Gen Kayani curtly told the visiting Gen Allen that notwithstanding his apology, issue of supply lines was between the states and not the two armies. Hillary Clinton explained the US political compulsions of not tendering official apology to Hina Rabbani and asked her to accept her apology instead. Amid frantic visits of US military and civilian officials to Pakistan and efforts of Sherry Rahman to cool down the temperature, when the DCC meeting took place on 3 July and decided to reopen supply lines, it appeared that Washington had finally climbed down from the high horse it was riding. The people thought that the US had tendered official apology, accepted new terms of engagement, agreed to restrict supplies to perishable items only, agreed to pay transit fee for containers and to release blocked close support fund for the military. An impression was given that even the drone policy was being duly modified to make it less objectionable.
People wondered how come the government that had all along obeyed the dictates of Washington slavishly had taken up such a hard stance and made the US to blink. Their applauses turned into abuses when they learnt that the government had once again capitulated without extracting any of the principled demand from the US. Washington stuck to its original stance of 'regret' and refused to offer an apology as in the case of Afghanistan, or in case of Indian actor Shahrukh Khan. There is no let up in drone strikes and its attitude continues to be haughty and discriminatory. Although the US badly needs supply lines through Pakistan and needs its intimate cooperation in its endgame, however, it will not desist from harming Pakistan through covert war and would continue with its efforts to make Pakistan a compliant state and India the unchallenged power of the region. Both sides would keep distrusting each other and the old warmth will never return essentially because of unnatural alliance between the strong and the weak.
Pakistan should play its card shrewdly by providing maximum support to the ISAF for its safe exit from Afghanistan and in the bargain ensuring its seat on the negotiating table for final political settlement of Afghan issue. This will be possible only if Pakistan gains a better clout over the Taliban and succeeds in cultivating friendly relations with Northern Alliance, and keeping USA mollified. Pakistan should continue solidifying its relations with China and Iran and improving its relations with Russia to keep aggressive USA in check and make it climb down from the high horse.
Elaborate MoU on NATO supplies should be written and a proper mechanism of checking at Karachi seaport, exit points at Torkham and Chaman and in between inspection points should be worked out to ensure that lethal arms and equipment are not transported. It should also be ensured that damaged road infrastructure is repaired by the users and suitable transit fee is charged. Continuation of supplies should be made conditional to the US respecting Pakistan's sovereignty and treating it as an ally rather than a foe.

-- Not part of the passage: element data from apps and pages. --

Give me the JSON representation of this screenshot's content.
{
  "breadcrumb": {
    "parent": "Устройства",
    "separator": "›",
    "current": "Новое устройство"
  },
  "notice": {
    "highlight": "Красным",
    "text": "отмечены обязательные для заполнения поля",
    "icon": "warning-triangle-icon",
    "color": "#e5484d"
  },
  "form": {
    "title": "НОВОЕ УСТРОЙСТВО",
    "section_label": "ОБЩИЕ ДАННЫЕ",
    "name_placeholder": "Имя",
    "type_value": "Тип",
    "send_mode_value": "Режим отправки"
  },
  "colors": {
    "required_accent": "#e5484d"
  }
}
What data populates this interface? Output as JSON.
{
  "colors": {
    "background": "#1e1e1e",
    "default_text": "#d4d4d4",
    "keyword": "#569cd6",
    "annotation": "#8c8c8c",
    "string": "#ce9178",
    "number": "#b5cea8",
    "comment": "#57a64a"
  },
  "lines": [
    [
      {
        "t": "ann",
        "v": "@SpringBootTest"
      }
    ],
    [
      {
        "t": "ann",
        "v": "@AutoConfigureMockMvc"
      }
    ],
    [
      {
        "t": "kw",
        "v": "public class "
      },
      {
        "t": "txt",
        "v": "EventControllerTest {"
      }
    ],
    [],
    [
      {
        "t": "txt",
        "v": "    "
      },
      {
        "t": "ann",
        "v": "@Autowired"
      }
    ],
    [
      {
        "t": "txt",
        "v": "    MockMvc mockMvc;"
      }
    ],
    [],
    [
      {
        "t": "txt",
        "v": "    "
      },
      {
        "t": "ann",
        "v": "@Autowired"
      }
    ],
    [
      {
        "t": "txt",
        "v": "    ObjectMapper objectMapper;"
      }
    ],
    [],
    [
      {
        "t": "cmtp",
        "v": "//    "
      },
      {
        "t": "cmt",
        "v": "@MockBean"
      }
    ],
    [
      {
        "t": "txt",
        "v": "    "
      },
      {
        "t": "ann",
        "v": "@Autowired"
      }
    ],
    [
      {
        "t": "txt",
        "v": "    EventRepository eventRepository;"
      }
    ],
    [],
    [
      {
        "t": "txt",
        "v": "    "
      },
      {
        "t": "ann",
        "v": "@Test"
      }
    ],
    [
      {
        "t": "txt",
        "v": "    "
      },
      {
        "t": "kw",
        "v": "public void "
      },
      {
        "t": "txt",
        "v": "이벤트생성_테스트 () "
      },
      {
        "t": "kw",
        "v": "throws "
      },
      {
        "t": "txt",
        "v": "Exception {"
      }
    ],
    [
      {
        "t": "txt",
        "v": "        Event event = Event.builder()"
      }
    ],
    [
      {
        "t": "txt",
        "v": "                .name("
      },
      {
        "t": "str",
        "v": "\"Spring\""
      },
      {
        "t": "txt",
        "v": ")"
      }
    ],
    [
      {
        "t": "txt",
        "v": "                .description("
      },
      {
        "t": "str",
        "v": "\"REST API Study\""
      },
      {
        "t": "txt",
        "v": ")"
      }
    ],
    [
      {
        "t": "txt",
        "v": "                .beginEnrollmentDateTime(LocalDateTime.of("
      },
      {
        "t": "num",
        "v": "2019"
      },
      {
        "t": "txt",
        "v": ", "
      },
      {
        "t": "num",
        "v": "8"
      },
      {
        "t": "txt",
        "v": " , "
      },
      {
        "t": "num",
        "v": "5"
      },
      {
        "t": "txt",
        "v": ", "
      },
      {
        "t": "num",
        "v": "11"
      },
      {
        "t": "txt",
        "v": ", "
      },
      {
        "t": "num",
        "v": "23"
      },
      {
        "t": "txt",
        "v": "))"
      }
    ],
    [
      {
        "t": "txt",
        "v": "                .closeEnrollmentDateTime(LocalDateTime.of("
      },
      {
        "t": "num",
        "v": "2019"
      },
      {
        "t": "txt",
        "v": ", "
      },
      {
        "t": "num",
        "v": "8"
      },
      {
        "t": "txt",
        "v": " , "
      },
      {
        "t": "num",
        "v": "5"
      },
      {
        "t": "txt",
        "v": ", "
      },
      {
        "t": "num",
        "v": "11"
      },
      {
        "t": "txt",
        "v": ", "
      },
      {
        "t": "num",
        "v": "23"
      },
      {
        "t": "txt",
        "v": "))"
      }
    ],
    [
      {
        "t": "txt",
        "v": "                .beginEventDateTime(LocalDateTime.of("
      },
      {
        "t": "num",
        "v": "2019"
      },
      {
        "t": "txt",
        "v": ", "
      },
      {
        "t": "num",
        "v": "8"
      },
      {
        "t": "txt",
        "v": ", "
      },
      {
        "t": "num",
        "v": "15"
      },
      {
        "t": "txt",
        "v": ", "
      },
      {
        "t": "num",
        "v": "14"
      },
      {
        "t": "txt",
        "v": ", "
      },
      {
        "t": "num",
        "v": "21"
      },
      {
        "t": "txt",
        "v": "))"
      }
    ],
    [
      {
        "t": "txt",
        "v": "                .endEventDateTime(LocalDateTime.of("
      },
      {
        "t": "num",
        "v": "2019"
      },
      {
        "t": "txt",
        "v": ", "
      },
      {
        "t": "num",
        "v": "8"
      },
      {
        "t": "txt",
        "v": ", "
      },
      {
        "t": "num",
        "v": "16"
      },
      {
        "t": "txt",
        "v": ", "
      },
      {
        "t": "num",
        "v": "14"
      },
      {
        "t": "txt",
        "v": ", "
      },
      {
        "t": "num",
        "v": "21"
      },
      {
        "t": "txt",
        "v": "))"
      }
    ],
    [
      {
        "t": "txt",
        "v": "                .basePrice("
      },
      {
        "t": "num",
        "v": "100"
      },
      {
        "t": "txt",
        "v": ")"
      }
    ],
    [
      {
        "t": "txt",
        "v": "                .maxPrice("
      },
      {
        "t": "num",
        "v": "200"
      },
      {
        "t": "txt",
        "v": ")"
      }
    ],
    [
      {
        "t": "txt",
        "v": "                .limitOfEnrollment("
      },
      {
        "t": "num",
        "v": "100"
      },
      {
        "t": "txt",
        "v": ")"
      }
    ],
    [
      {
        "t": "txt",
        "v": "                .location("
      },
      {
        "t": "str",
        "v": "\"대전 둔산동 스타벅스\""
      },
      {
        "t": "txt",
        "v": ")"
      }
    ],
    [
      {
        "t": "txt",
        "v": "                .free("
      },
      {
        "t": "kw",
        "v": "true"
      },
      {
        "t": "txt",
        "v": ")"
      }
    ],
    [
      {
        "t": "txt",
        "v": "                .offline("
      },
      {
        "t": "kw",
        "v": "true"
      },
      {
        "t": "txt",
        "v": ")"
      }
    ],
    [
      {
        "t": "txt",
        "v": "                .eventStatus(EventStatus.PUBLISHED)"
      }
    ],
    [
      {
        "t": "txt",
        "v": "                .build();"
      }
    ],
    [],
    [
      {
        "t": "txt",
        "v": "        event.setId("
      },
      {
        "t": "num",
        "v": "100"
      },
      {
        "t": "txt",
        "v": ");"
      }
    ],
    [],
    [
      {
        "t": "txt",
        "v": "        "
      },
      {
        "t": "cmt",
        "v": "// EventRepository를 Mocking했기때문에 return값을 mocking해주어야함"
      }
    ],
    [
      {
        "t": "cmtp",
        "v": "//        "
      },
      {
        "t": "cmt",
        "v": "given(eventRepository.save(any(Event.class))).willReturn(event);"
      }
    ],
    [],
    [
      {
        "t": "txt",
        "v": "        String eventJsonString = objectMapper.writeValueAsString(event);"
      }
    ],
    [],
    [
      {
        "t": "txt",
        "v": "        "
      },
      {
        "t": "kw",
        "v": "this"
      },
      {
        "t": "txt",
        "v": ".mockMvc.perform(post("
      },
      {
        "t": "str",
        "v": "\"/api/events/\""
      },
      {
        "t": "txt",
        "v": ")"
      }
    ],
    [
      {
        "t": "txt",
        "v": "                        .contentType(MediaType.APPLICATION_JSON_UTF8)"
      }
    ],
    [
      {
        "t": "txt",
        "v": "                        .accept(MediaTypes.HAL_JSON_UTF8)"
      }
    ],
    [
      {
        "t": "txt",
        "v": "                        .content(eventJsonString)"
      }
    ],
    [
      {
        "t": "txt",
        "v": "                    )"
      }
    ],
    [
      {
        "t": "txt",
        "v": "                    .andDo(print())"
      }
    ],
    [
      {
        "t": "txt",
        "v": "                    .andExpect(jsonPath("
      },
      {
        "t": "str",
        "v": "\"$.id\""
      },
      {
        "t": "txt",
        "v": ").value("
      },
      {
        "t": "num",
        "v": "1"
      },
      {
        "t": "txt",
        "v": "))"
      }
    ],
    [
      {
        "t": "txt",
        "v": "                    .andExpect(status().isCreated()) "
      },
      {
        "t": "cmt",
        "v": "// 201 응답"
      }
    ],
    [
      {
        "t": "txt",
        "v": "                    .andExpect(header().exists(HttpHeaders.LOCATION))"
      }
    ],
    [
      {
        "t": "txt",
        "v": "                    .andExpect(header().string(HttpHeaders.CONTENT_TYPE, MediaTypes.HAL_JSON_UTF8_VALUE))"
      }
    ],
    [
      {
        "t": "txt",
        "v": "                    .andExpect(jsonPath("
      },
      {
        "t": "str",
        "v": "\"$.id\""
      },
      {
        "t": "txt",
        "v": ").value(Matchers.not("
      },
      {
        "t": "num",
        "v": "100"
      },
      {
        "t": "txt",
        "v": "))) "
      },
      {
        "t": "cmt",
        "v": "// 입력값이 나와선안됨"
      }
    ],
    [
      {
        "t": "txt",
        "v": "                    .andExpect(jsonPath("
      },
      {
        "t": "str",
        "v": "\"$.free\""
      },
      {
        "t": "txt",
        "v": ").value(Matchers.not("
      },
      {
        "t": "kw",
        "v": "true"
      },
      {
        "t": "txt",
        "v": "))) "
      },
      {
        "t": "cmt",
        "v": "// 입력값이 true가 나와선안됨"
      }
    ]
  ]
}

The writer is a retired Brig and a freelance defence analyst. Email:firstname.lastname@example.org